"It's outrageous," says Teeley, when asked to comment on his resemblance to Feeley. "It's a blatant attempt by Buckley to alter my previously known choirboy image. Beyond that, the only thing I can say is that my battery of attorneys is reading it and word is that Buckley is about to leave town." Getting in one last low blow, he calls the book "the most significant thing [Buckley's] written since he coined the term voodoo economics."

Maureen Dowd of The New York Times has a cameo role in which she gets the first lady to admit that she's going back into movies. ("I thought he should have developed my character more," says Dowd.)

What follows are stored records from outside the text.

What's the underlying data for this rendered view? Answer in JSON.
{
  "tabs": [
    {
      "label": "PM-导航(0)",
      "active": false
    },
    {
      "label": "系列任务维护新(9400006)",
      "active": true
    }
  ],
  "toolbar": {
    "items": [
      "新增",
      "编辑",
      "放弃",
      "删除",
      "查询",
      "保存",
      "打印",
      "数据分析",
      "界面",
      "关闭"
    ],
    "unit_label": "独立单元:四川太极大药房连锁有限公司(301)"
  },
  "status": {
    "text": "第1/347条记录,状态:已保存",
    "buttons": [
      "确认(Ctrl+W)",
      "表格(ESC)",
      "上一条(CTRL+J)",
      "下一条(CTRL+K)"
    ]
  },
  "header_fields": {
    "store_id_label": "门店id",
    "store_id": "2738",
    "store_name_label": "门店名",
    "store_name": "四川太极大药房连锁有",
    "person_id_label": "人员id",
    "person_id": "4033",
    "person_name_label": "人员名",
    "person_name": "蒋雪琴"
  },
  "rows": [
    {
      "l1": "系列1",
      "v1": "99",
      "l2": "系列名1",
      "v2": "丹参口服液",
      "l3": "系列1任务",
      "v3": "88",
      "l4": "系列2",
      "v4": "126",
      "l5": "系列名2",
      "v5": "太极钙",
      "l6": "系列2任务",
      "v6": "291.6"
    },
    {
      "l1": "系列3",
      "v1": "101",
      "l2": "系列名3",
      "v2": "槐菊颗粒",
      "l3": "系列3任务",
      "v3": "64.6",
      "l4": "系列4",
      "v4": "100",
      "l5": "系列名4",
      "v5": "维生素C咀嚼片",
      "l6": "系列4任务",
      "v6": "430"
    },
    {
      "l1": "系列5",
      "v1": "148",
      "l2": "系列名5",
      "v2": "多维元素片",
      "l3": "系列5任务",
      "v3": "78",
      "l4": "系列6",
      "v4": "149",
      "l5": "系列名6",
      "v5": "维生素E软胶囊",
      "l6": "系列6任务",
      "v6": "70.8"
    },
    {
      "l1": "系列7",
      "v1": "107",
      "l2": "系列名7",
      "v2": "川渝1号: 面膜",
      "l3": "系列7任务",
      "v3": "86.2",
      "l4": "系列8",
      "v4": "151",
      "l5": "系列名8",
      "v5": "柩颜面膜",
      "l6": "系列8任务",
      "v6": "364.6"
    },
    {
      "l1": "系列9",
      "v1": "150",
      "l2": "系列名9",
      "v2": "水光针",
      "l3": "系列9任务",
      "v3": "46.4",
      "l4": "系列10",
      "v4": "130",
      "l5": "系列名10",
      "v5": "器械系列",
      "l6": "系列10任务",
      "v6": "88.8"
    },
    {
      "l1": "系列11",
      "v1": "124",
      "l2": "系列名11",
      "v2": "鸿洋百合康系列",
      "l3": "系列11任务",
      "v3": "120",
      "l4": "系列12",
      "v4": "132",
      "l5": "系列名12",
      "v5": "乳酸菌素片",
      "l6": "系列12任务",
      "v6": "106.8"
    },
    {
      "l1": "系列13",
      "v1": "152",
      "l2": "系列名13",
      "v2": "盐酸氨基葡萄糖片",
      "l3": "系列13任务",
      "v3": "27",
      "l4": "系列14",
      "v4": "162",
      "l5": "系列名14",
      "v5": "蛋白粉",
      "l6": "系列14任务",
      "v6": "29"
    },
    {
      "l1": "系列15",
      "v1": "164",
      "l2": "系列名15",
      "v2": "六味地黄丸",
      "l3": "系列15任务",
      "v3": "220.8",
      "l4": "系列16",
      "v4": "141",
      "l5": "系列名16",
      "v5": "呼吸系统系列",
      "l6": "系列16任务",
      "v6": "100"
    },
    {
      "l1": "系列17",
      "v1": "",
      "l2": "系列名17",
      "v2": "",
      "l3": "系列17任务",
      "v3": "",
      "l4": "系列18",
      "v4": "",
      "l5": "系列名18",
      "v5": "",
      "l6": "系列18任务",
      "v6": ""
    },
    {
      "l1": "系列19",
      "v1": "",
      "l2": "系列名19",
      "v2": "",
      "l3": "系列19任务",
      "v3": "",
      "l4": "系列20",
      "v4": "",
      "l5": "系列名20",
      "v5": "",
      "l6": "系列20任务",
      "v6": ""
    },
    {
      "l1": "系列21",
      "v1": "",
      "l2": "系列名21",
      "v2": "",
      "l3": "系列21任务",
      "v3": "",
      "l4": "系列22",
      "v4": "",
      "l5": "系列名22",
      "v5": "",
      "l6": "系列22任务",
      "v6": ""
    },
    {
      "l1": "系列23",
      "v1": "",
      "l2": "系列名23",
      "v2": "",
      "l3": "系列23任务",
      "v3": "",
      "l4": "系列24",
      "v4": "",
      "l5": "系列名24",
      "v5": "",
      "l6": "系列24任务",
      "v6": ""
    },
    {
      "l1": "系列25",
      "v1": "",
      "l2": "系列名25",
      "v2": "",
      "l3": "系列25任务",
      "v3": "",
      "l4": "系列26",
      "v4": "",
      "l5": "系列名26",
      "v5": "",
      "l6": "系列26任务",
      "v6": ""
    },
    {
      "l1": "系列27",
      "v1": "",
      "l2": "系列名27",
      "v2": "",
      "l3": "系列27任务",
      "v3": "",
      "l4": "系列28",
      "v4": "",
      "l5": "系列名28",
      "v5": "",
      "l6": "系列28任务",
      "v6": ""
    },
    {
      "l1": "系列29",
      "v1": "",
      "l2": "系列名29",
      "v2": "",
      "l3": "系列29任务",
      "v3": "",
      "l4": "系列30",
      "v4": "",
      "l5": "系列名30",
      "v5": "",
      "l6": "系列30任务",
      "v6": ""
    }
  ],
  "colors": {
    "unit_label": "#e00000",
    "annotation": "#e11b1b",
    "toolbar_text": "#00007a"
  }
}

And then there's the story about the girls brought in to keep the guys happy during the Tucker reelection effort. "I have never been on a campaign," says Buckley, but "I heard stories about the '80 campaign that gave me -- you might say -- some inspiration."

Buckley says he first came up with the idea of doing the novel after he left Bush's staff in February 1983. He had promised the vice president, he says, that he would never write a real memoir.

"When I went down to my interview with Bush, it was me and the vice president and everything seemed to be okay and Bush's and my hands were in midair to shake on it, when Teeley chimed in," Buckley remembers. "He said, 'Mr. Vice President, wasn't there something you wanted to ask Chris, you know, about NOT WRITING ANYTHING ABOUT HIS EXPERIENCES HERE.'

"But then after a year and a half, I had all this stuff, and thought what to do with it. I read a lot of White House memoirs and they all struck me as kind of chimerically scurrilous. They all have two themes. The first is, 'It isn't my fault,' and the second is, 'It would have been much worse if I hadn't been there.' So all the classic light bulbs went off and I thought, 'I'll write a parody of a White House memoir.' "

Buckley currently earns his living free-lancing and is an editor at large for Esquire. In 1982 he published "Steaming to Bamboola," an account of his 76 days on a freighter after graduating from Yale.

"The White House Mess" was rejected by five publishers, the author says, because the first draft was "a joke that went on a little too long." He doesn't want anyone to take the work too seriously (how can you?), but notes that there is indeed a message:

"If the book works, it should strike shame into the hearts of future memoirists. But you watch. It won't."